After their morning lessons, students headed to the cafeteria for lunch. They had many choices for lunch, including salad, pasta, and three hot meals. By far, the most popular dish was Kaiserschmarrn mit Apfelmus, which is a type of sweet dough (similar to a pancake) with an apple sauce.
After lunch, we met at the Big E for a tour of Wiedenbrück, the other part of town. Rheda-Wiedenbrück is a both very old town and a very young town- the first written mention of Rheda-Wiedenbrück was in the year 1088, though it is thought that the first church may have been built as early as 785! Some of the buildings around the city, like the castle tower, are over a thousand years old. They are preserved as historical sites. We also saw many buildings dating from the 1500s. It was amazing how old parts of the city are!
It’s also a young town, because until the year 1970, the towns Rheda, Wiedenbrück, Batenhorst, Lintel, Nordrheda-Ems and St.Vit were seperate areas.
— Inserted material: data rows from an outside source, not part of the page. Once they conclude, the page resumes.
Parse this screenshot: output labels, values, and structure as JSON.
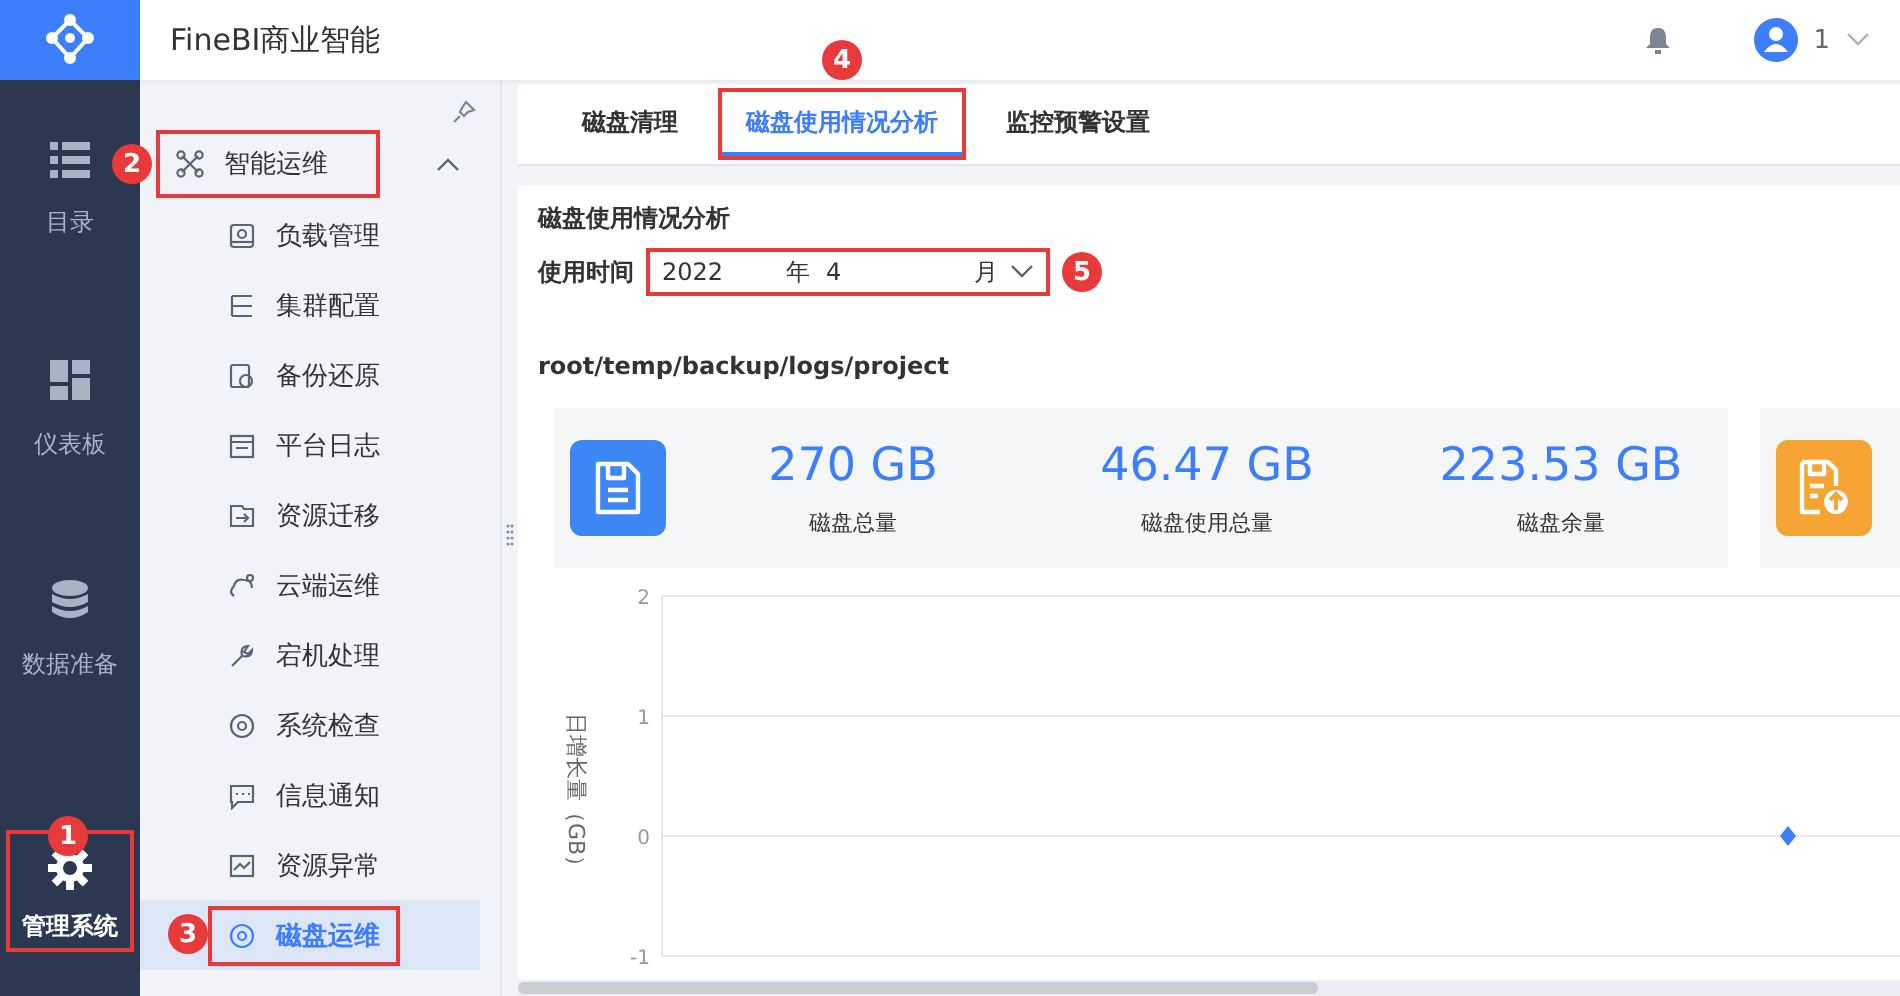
{
  "app_title": "FineBI商业智能",
  "user": {
    "name": "1"
  },
  "rail": [
    {
      "label": "目录",
      "selected": false
    },
    {
      "label": "仪表板",
      "selected": false
    },
    {
      "label": "数据准备",
      "selected": false
    },
    {
      "label": "管理系统",
      "selected": true,
      "callout": "1"
    }
  ],
  "sidebar": {
    "group": {
      "label": "智能运维",
      "expanded": true,
      "callout": "2"
    },
    "items": [
      {
        "label": "负载管理",
        "selected": false
      },
      {
        "label": "集群配置",
        "selected": false
      },
      {
        "label": "备份还原",
        "selected": false
      },
      {
        "label": "平台日志",
        "selected": false
      },
      {
        "label": "资源迁移",
        "selected": false
      },
      {
        "label": "云端运维",
        "selected": false
      },
      {
        "label": "宕机处理",
        "selected": false
      },
      {
        "label": "系统检查",
        "selected": false
      },
      {
        "label": "信息通知",
        "selected": false
      },
      {
        "label": "资源异常",
        "selected": false
      },
      {
        "label": "磁盘运维",
        "selected": true,
        "callout": "3"
      }
    ]
  },
  "tabs": [
    {
      "label": "磁盘清理",
      "selected": false
    },
    {
      "label": "磁盘使用情况分析",
      "selected": true,
      "callout": "4"
    },
    {
      "label": "监控预警设置",
      "selected": false
    }
  ],
  "panel": {
    "title": "磁盘使用情况分析",
    "time_label": "使用时间",
    "year": "2022",
    "year_unit": "年",
    "month": "4",
    "month_unit": "月",
    "time_callout": "5",
    "path": "root/temp/backup/logs/project"
  },
  "stats": [
    {
      "value": "270 GB",
      "label": "磁盘总量"
    },
    {
      "value": "46.47 GB",
      "label": "磁盘使用总量"
    },
    {
      "value": "223.53 GB",
      "label": "磁盘余量"
    }
  ],
  "chart_data": {
    "type": "line",
    "ylabel": "日增长量（GB）",
    "ylim": [
      -1,
      2
    ],
    "yticks": [
      -1,
      0,
      1,
      2
    ],
    "series": [
      {
        "color": "#3d7eff",
        "marker": "diamond",
        "values": [
          0
        ]
      }
    ]
  }
}
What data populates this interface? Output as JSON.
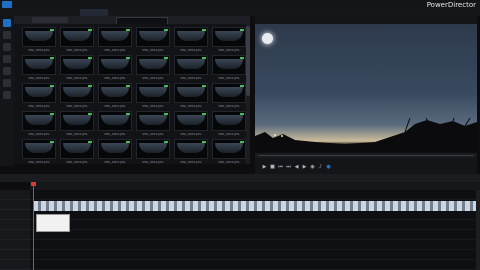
{
  "app": {
    "brand": "PowerDirector",
    "title": ""
  },
  "menu": [
    "",
    "",
    "",
    "",
    "",
    ""
  ],
  "tabs": [
    {
      "label": "",
      "active": false
    },
    {
      "label": "",
      "active": false
    },
    {
      "label": "",
      "active": true
    },
    {
      "label": "",
      "active": false
    },
    {
      "label": "",
      "active": false
    }
  ],
  "library": {
    "search_placeholder": "",
    "filter_label": "",
    "thumb_caption": "IMG_0001.JPG",
    "columns": 6,
    "rows": 5
  },
  "preview": {
    "timecode": ""
  },
  "timeline": {
    "toolbar": [
      "",
      "",
      "",
      "",
      "",
      "",
      ""
    ],
    "tooltip_lines": [
      "",
      "",
      "",
      ""
    ]
  },
  "colors": {
    "accent": "#1f6fc5",
    "selected_check": "#3fbf54",
    "playhead": "#d43c3c"
  }
}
They were combined in 1970 to form Rheda-Wiedenbrück, very similar to the way that Connecticut towns Vernon and Rockville combined in 1965.
To learn more about history of the city of Rheda-Wiedenbrück, or about town life in general, please visit:
Frau Dixon and Frau Davis led us on a guided tour through the Flora Westfalica Park on our way to Wiedenbrück, describing the architectural significance of the buildings and sites as we passed by. We learned a lot of facts about buildings in Germany- for example, did you know that only three roof angles are allowed in the town of Rheda- Wiedenbrück?
Our tour also included the old Wiedenbrück church, which was built in 785. In the top window of the church, you can still see damage from a cannon ball that struck the church during the Thirty Years War.
Another great day in the books! For more pictures, check out the slideshow below: